Also known as Jet, Ground Control was a 1998 Kiefer Sutherland flick about a disgraced ex-air traffic controller called back in to help manage a particularly difficult situation. The film sounded like it could offer some cheap Airport 1975 or Die Hard 2-style entertainment.
Man did it not do that, like, at all.
As it turns out, the entire film was made to show how difficult air traffic controllers' jobs are, having to monitor several aircrafts on several different paths just by looking at abstract Atari-style monitors. It's a fair enough endeavour but this was also meant to be a film and in terms of drama and excitement, Ground Control is about as fun as a night spent sleeping on one of those uncomfortable airport seats. If you close your eyes and listen to Kiefer Sutherland's voice speaking over the score, you could fool yourself into believing you were watching the worst season of 24 ever made but even that would have been miles better than what the film offers us. Yes, air-traffic controllers have a hard job but is it really visually a film-worthy setting? No. It's a bunch of people speaking on headsets, saying numbers and letters looking at a screen which, unless you're a pilot or an air traffic controller yourself, won't mean anything to you. Perhaps if they'd intercut that with stuff happening on the planes themselves more often, set a terrorist plot on one of them or even created an ensemble piece following and developing various characters both on the ground and in the air you could have had a solid thriller here instead of what feels like a lecture about something you might not be all that interested in.

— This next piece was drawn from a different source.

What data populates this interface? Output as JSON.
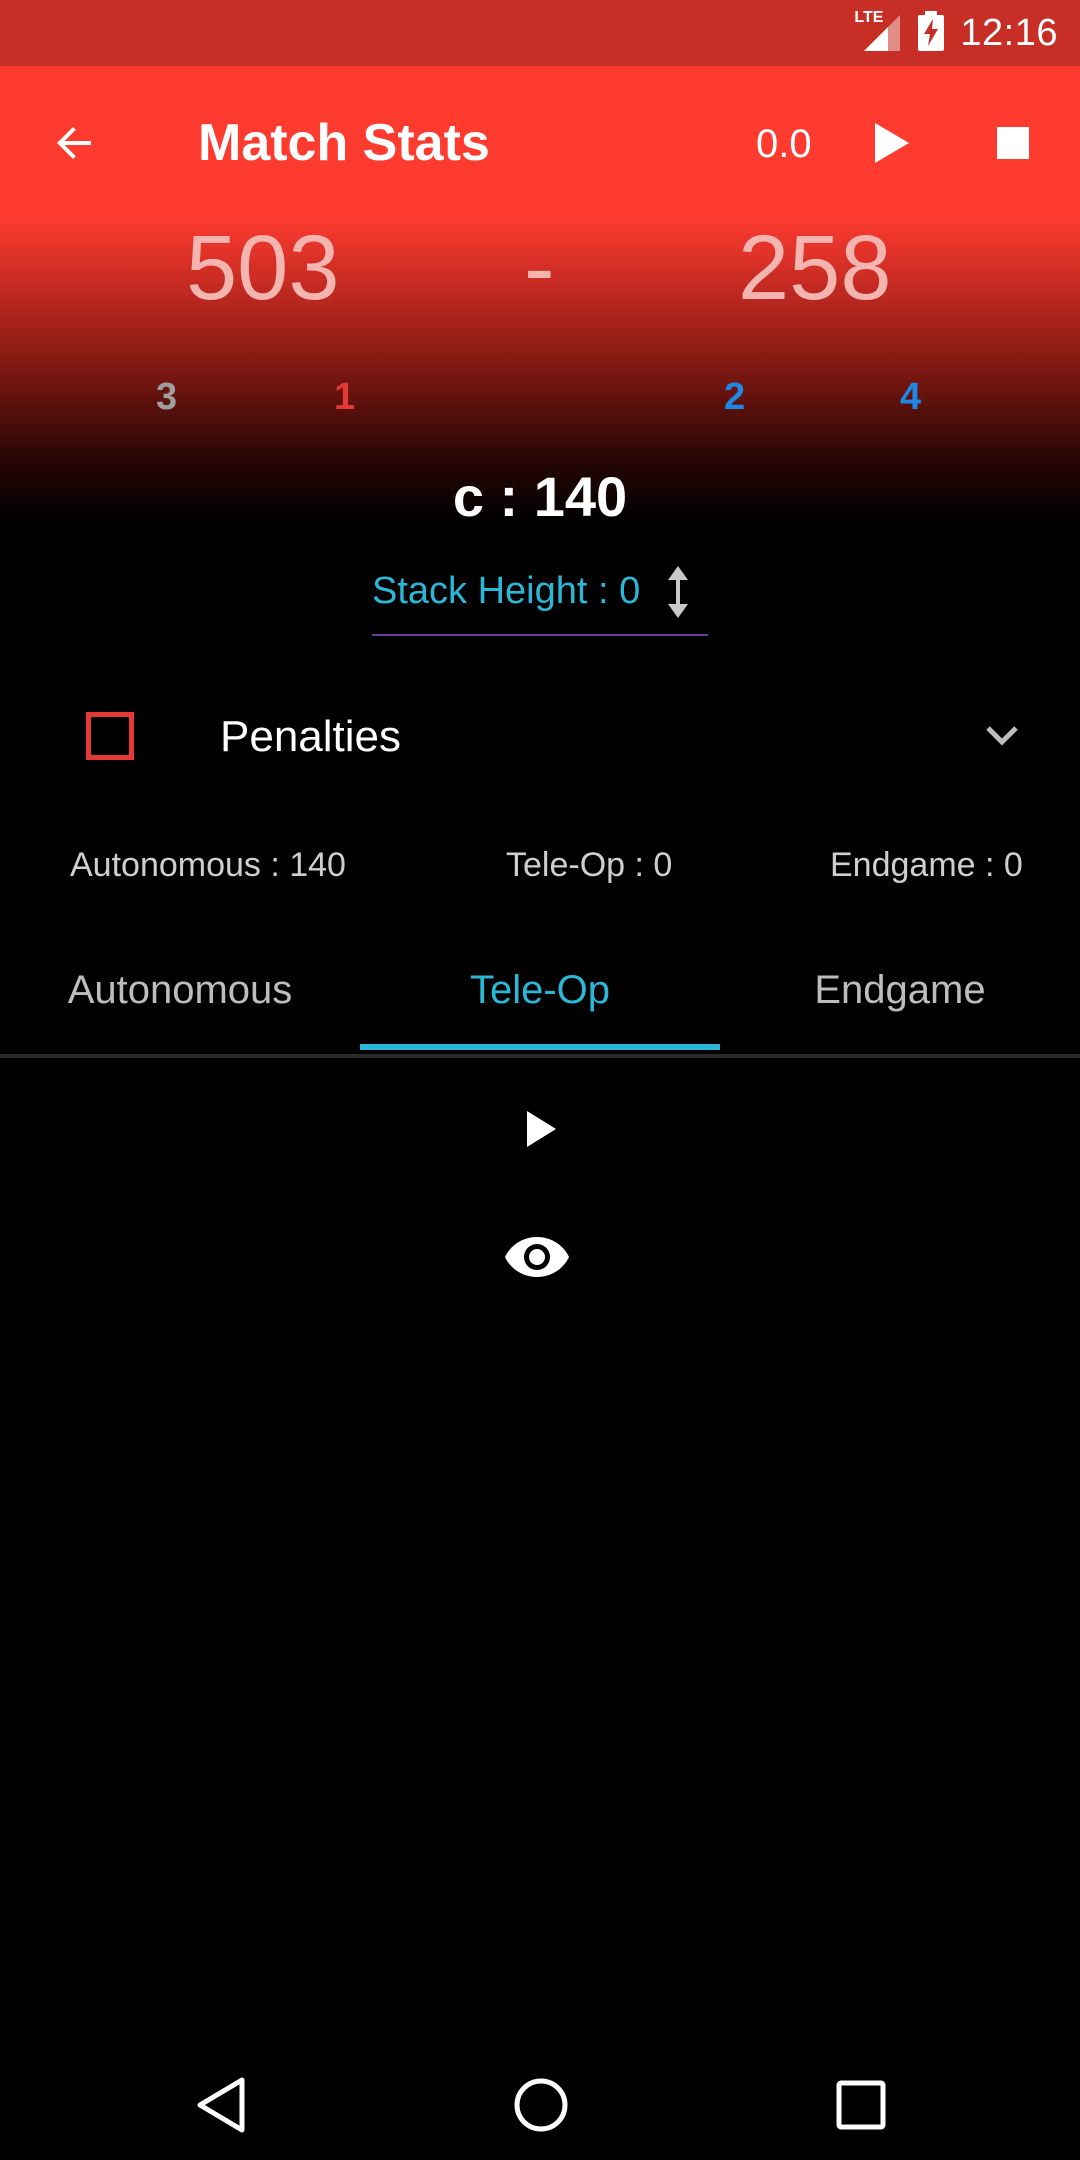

Unfortunately, all the drama takes place in this one control room and the film never really (pun intended) takes off because of that. Sutherland's story is clichéd and not all that convincing, the film essentially doing that whole "back for one last job" thing but in a criminally lifeless setting. A love interest is thrown in as well as the obligatory douchey colleague but they're hardly significant enough to be truly involving characters. The film is qualified on its DVD and on Wikipedia as a "disaster thriller" but I find its more of a TV-style drama than anything else. Disaster-wise, there is one which takes place during the opening scene but it's entirely off-camera so it really has no direct impact. A similar thing is threatened to happen in the film's last half hour but it's soon aborted so we're never really given a visual representation of the magnitude of such a disaster. Besides, this happens much, much too late. Henry Winkler is also in this movie as some kind of technician who has problems with the equipment the air traffic controllers are working with: he's completely underused and it's actually surprising he's even in this seeing as anyone could have pretty much played such a minor role. The main problem with Ground Control is its lack of urgency and gripping drama. The film moves at a sluggish pace and it's really hard to care about those forgettable characters and their allegedly perilous off-shot mission. Some reveals and twists would have been nice, or, at the very least, a plot going beyond just being a day-in-the-life of people you wouldn't want to even share an elevator with. Why not have a bad guy try and sabotage the whole place where Sutherland and co. work, then get them to trick him and land these planes at the last second?
I don't know...
Something like that!
Ground Control is a well-meaning film which admittedly cares about its subject matter and wants to honour a certain occupation which is often overlooked in general media. Unfortunately, the subject lends itself more to radio plays than film and a weak, clichéd script leaves us with what feels like a late night TV movie your grandfather might fall asleep to, ultimately not capturing the impact it should have done and failing to make the premise work cinematically.